At the National Conference on Citizenship (NCoC), we believe everyone has the power to make a difference in how their community and country thrive. We are a dynamic, non-partisan nonprofit working at the forefront of our nation’s civic life. We continuously explore what shapes today’s citizenry, define the evolving role of the individual in our democracy, and uncover ways to motivate greater participation. Through our events, research, and reports, NCoC expands our nation’s contemporary understanding of what it means to be a citizen. We seek new ideas and approaches for creating greater civic health and vitality throughout the United States. More information is available at www.NCoC.net.
CIRCLE (The Center for Information and Research on Civic Learning and Engagement) conducts research on civic education in schools, colleges, and community settings and on young Americans’ voting and political participation, service, activism, media use, and other forms of civic engagement. CIRCLE is based at the Jonathan M. Tisch College of Citizenship and Public Service at Tufts University. A national leader in civic education and research, Tisch College is setting a standard for higher education’s role in civic engagement.

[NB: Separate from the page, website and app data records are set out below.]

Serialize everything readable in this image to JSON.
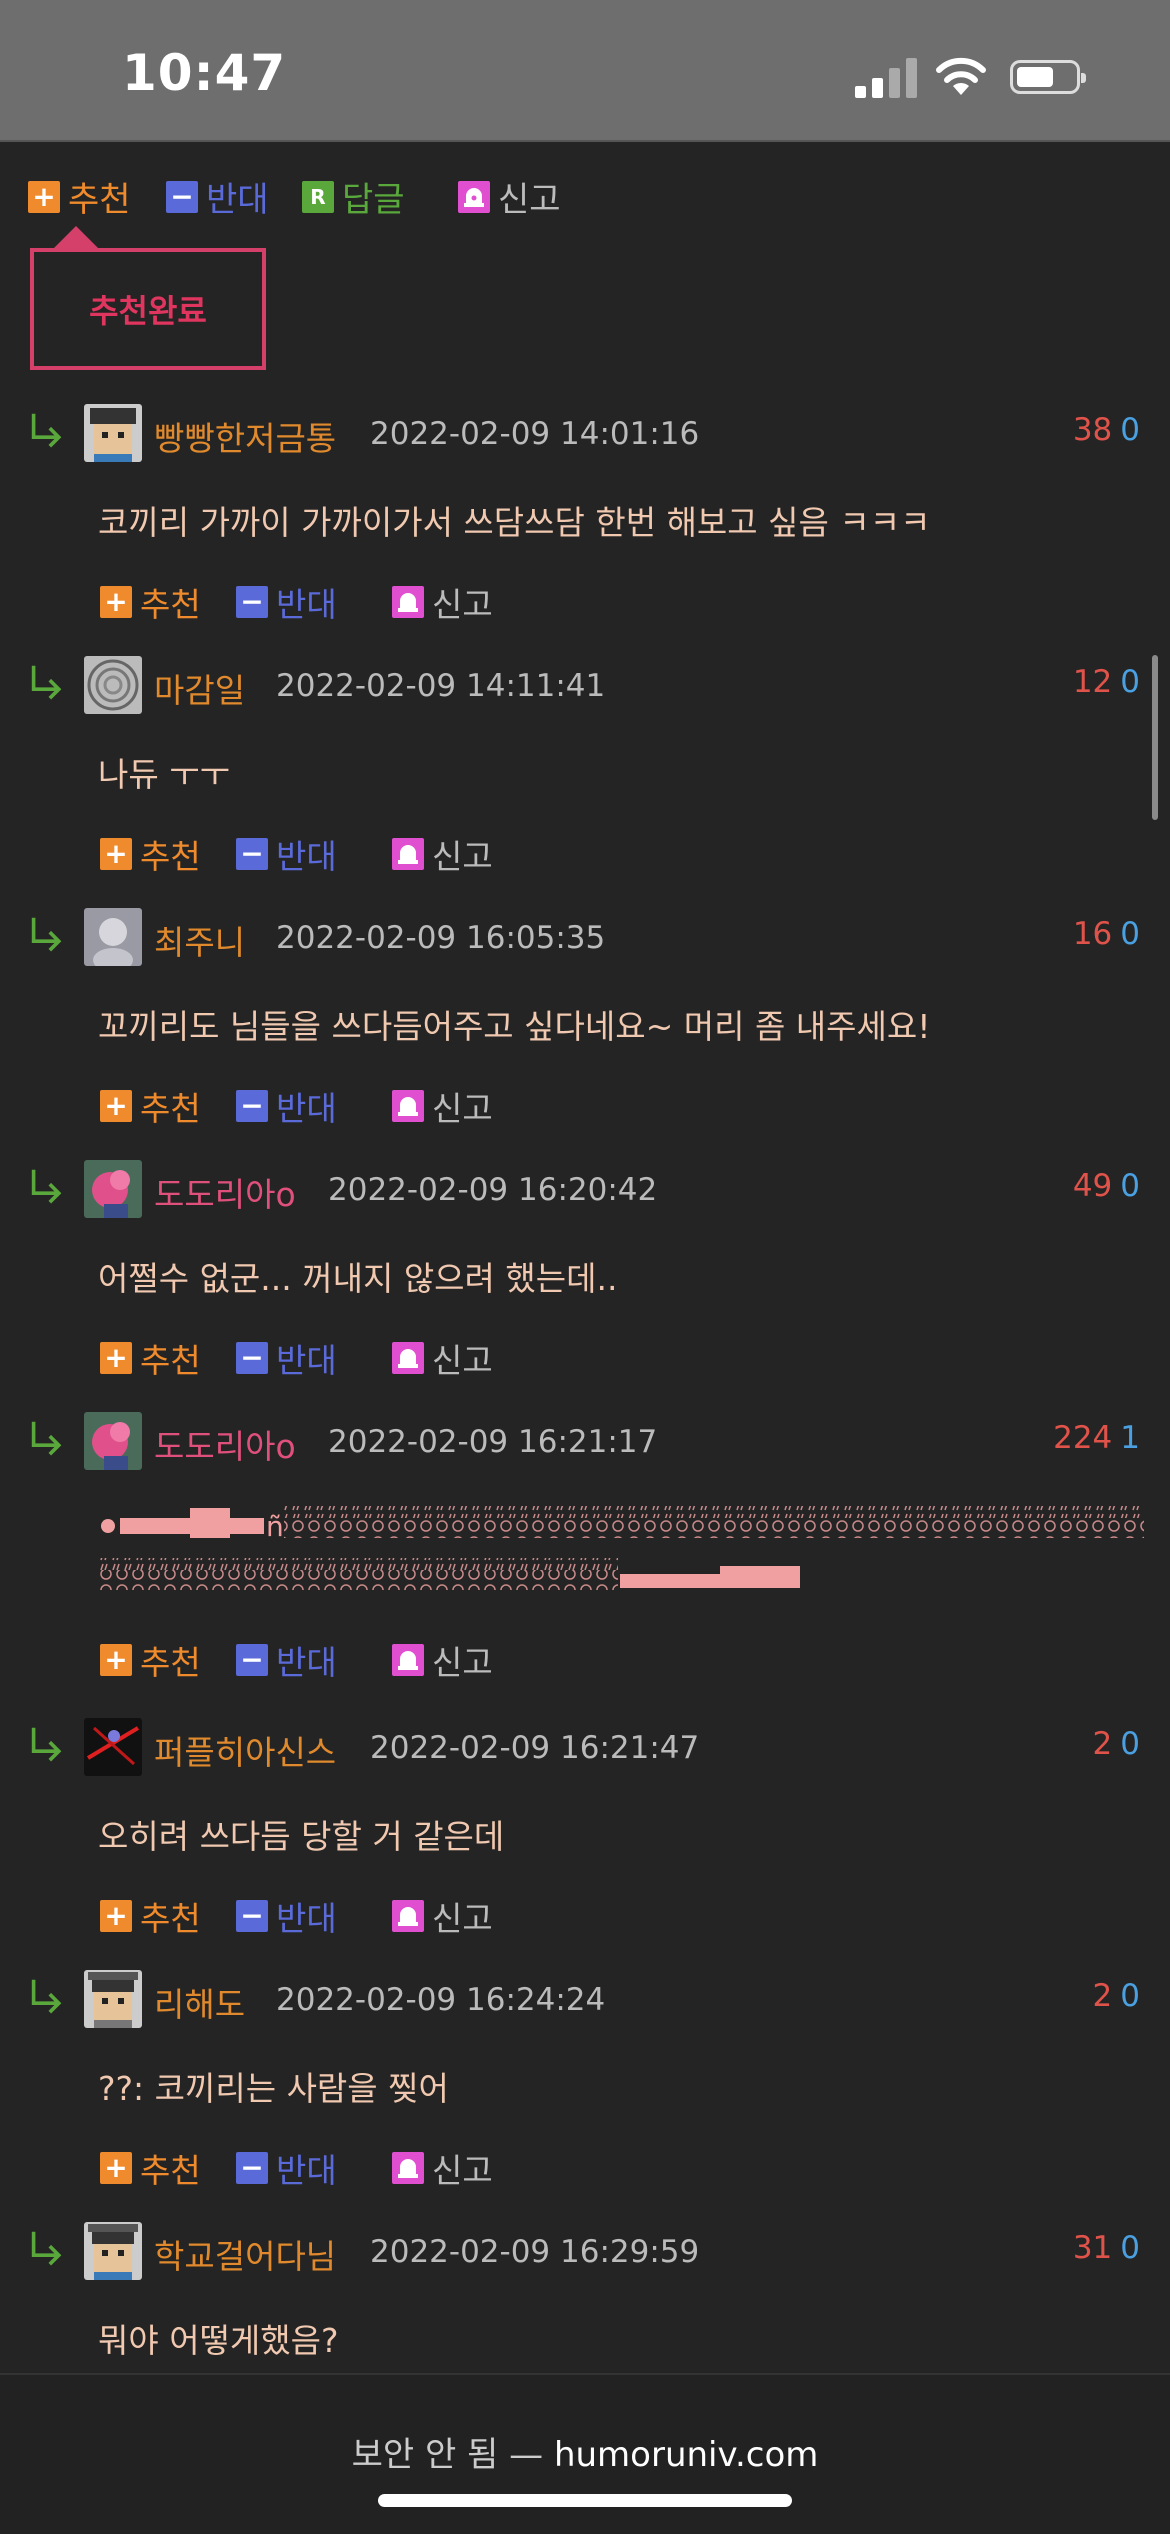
{
  "status_bar": {
    "time": "10:47"
  },
  "top_actions": {
    "recommend": "추천",
    "oppose": "반대",
    "reply": "답글",
    "report": "신고"
  },
  "popup": {
    "text": "추천완료"
  },
  "action_labels": {
    "recommend": "추천",
    "oppose": "반대",
    "report": "신고"
  },
  "comments": [
    {
      "nick": "빵빵한저금통",
      "date": "2022-02-09 14:01:16",
      "up": "38",
      "down": "0",
      "text": "코끼리 가까이 가까이가서 쓰담쓰담 한번 해보고 싶음 ㅋㅋㅋ"
    },
    {
      "nick": "마감일",
      "date": "2022-02-09 14:11:41",
      "up": "12",
      "down": "0",
      "text": "나듀 ㅜㅜ"
    },
    {
      "nick": "최주니",
      "date": "2022-02-09 16:05:35",
      "up": "16",
      "down": "0",
      "text": "꼬끼리도 님들을 쓰다듬어주고 싶다네요~ 머리 좀 내주세요!"
    },
    {
      "nick": "도도리아o",
      "date": "2022-02-09 16:20:42",
      "up": "49",
      "down": "0",
      "text": "어쩔수 없군... 꺼내지 않으려 했는데.."
    },
    {
      "nick": "도도리아o",
      "date": "2022-02-09 16:21:17",
      "up": "224",
      "down": "1",
      "text": ""
    },
    {
      "nick": "퍼플히아신스",
      "date": "2022-02-09 16:21:47",
      "up": "2",
      "down": "0",
      "text": "오히려 쓰다듬 당할 거 같은데"
    },
    {
      "nick": "리해도",
      "date": "2022-02-09 16:24:24",
      "up": "2",
      "down": "0",
      "text": "??: 코끼리는 사람을 찢어"
    },
    {
      "nick": "학교걸어다님",
      "date": "2022-02-09 16:29:59",
      "up": "31",
      "down": "0",
      "text": "뭐야 어떻게했음?"
    }
  ],
  "footer": {
    "security": "보안 안 됨 —",
    "domain": "humoruniv.com"
  }
}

Harvard University’s Institute of Politics (IOP), located at the John F. Kennedy School of Government, was established in 1966 as a memorial to President Kennedy. The IOP’s mission is to unite and engage students, particularly undergraduates, with academics, politicians, activists, and policymakers on a non-partisan basis to inspire them to consider careers in politics and public service. The Institute strives to promote greater understanding and cooperation between the academic world and the world of politics and public affairs. More information is available online at www.iop.harvard.edu.
Mobilize.org empowers and invests in Millennials to create and implement soluations to social problems. Utilizing technology and social networking to connect Millennials on and offline, Mobilize.org convenes Millennials from around the country to discuss issues impacting the Millennial Generation and to develop sustainable solutions to address them. For more information, visit www.mobilize.org.